- [RECORDS FOR THE TASK]
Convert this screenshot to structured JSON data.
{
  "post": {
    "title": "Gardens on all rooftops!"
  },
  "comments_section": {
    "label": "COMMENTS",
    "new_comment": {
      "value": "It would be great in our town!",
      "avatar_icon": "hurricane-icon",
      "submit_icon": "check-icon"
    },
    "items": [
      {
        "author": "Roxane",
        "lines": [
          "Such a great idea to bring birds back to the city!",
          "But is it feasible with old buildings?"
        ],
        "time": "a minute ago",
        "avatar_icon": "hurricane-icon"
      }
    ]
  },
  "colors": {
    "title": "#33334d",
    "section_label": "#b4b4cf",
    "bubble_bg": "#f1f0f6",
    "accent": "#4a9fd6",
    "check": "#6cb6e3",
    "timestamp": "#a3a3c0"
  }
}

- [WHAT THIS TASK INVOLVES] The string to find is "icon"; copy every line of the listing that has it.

- [YOUR RESPONSE]
      "avatar_icon": "hurricane-icon",
      "submit_icon": "check-icon"
        "avatar_icon": "hurricane-icon"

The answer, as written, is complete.